DOE's Bob Boetner said that the study of the buttons was undertaken after several of the manufacturers came to DOE and asked the agency to promote their products. DOE studies products but does not promote them, according to Boetner. "There are a lot of conservation items on the market today. Our concern is to tell the consumer if they work."
While the various types of diode energy buttons have been on the market for more than a decade, the thermistor energy button, the Bulb-Miser, is a relative newcomer to the field.
Ira Wolf and Donald Ornstein first became interested in the Bulb-Miser when they saw an article in the Midnight Globe. "It was the only paper you could find during the newspaper strike in October '78," recalls Wolf.
The article began: "Thanks to modern technology we, at NASA, have developed a device that will increase the life of your light bulb. The Bule-Miser, used in Apollo flights to the moon, can now be used at home. . . ."
"Just think," thought Wolf, who was then mathematics professor at Brooklyn College, "if that thing really works, you could made a fortune -- everyone uses light bulbs."
Ornstein, then a businessman in real estate, agreed with him and together the two set about investigating the Bulb-Miser. They tested it for about a year and convinced themselves that it was a device the average consumer could use. "We felt good about the product. Coming from the world of academia this was especially important to me," said Wolf. They bought the patent rights in 1979 and formed the American Electro-Dynamics Corp.
The gadgets, according to Wolf, were first marketed in 1979 for commercial building managers who wanted to save money, not only on bulbs, but on labor to change bulbs.
According to Wolf, the Bulb-Miser never needs to be replaced. When the light-bulb burns out, another bulb can be put in on top of the same Bulb-Miser.
"The reason light bulbs burn out when you turn the current on," observes Wolf, "is that the initial surge of electricity heats up the cold filament to over 4,000 degrees within 1/10 of a second.The filament gets weaker each time the light is turned on and has to sustain this thermal shock.
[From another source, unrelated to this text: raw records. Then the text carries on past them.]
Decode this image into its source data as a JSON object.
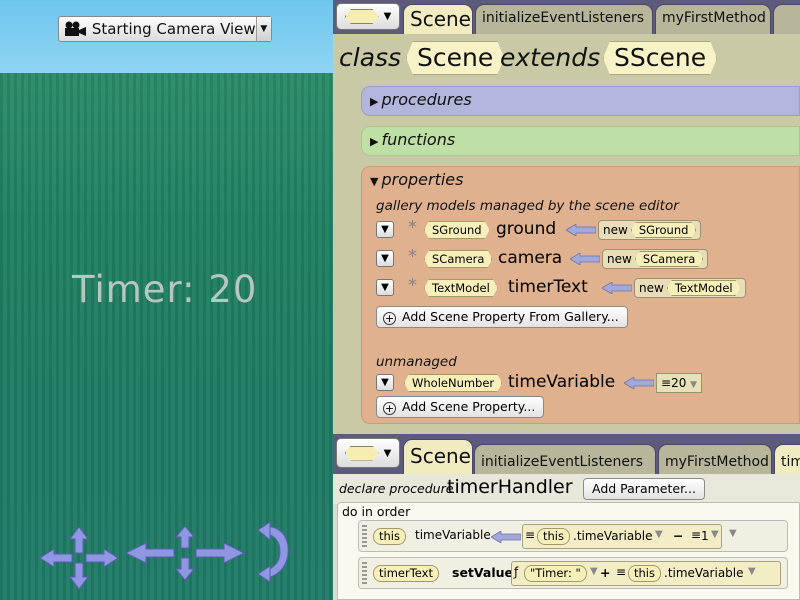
{
  "scene_view": {
    "camera_select": {
      "label": "Starting Camera View",
      "icon": "video-camera-icon"
    },
    "timer_text": "Timer: 20",
    "colors": {
      "sky": "#7ccbef",
      "ground": "#1f7d63"
    }
  },
  "editor_top": {
    "tabs": [
      "Scene",
      "initializeEventListeners",
      "myFirstMethod",
      ""
    ],
    "class_decl": {
      "class_kw": "class",
      "class_name": "Scene",
      "extends_kw": "extends",
      "super_name": "SScene"
    },
    "sections": {
      "procedures": "procedures",
      "functions": "functions",
      "properties": "properties"
    },
    "gallery_heading": "gallery models managed by the scene editor",
    "gallery_props": [
      {
        "type": "SGround",
        "name": "ground",
        "new_kw": "new",
        "new_type": "SGround"
      },
      {
        "type": "SCamera",
        "name": "camera",
        "new_kw": "new",
        "new_type": "SCamera"
      },
      {
        "type": "TextModel",
        "name": "timerText",
        "new_kw": "new",
        "new_type": "TextModel"
      }
    ],
    "add_from_gallery": "Add Scene Property From Gallery...",
    "unmanaged_heading": "unmanaged",
    "unmanaged_prop": {
      "type": "WholeNumber",
      "name": "timeVariable",
      "value": "20"
    },
    "add_scene_property": "Add Scene Property..."
  },
  "editor_bottom": {
    "tabs": [
      "Scene",
      "initializeEventListeners",
      "myFirstMethod",
      "time"
    ],
    "declare_kw": "declare procedure",
    "method_name": "timerHandler",
    "add_parameter": "Add Parameter...",
    "do_in_order": "do in order",
    "stmt1": {
      "target": "this",
      "field": "timeVariable",
      "expr_this": "this",
      "expr_field": ".timeVariable",
      "op": "−",
      "operand": "1"
    },
    "stmt2": {
      "target": "timerText",
      "method": "setValue",
      "str": "\"Timer: \"",
      "op": "+",
      "expr_this": "this",
      "expr_field": ".timeVariable"
    }
  }
}
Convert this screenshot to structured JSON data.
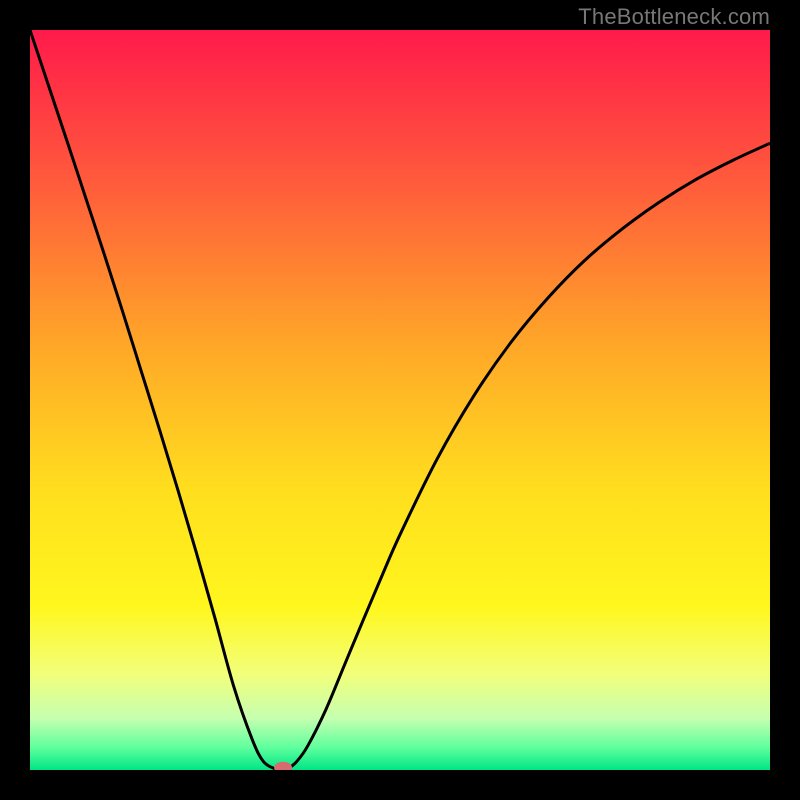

Finally the filament fails.
"Bulb-Miser will not prevent your light bulb from burning out -- but instead of changing it 3-4 times in the course of a year, you only need to change it once." It also prolongs the life of a bulb that stays on constantly, he added.
Bulb-Misers are being sold at some area hardware stores for $2.99.